**DESCRIPTION OF THE TASK**
Below are the records. Gather each line that holds "this".
TASK DATA Block Start
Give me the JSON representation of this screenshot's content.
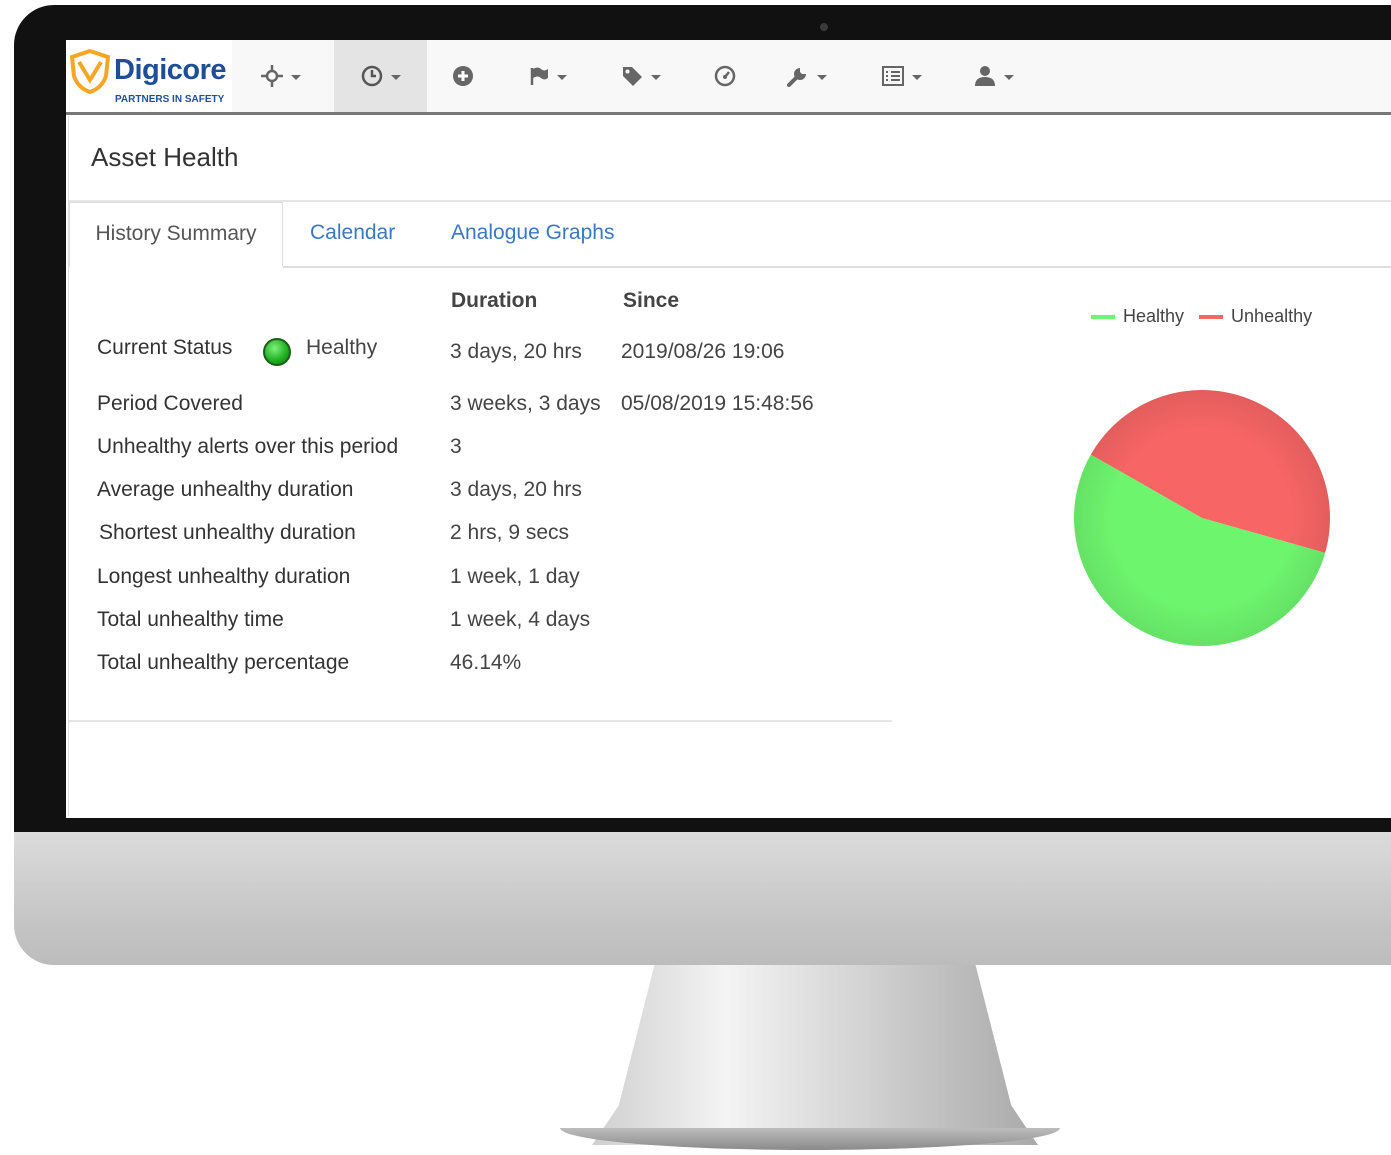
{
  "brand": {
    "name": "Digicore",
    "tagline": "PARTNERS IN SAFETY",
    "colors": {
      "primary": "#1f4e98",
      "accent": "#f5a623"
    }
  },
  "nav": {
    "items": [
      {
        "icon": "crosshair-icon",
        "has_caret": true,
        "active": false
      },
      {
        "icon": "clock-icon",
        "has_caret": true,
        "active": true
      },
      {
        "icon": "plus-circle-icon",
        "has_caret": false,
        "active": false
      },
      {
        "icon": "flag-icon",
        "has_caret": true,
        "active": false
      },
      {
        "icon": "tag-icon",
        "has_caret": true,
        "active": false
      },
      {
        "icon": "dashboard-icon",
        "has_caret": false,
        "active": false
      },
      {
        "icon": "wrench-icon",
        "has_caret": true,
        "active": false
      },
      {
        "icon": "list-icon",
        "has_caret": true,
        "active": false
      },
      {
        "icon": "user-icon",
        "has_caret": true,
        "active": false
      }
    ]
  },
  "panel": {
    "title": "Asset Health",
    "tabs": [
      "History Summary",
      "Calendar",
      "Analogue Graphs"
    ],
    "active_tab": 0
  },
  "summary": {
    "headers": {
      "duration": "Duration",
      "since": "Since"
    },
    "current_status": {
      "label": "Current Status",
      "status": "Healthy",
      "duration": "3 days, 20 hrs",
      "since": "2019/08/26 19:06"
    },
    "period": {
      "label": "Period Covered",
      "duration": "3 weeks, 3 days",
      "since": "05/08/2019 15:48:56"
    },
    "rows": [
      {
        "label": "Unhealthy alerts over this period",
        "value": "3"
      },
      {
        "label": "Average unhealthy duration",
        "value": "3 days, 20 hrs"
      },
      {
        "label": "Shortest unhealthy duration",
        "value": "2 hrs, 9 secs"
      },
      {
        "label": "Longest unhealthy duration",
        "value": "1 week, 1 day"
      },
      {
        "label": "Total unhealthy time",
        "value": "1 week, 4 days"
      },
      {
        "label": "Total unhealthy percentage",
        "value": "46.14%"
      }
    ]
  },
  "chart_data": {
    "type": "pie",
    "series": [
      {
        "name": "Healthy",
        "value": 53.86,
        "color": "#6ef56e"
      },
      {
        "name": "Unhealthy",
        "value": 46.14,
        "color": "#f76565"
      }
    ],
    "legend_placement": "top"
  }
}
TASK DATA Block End
**YOUR SOLUTION**
Give me the JSON representation of this screenshot's content.
        "label": "Unhealthy alerts over this period",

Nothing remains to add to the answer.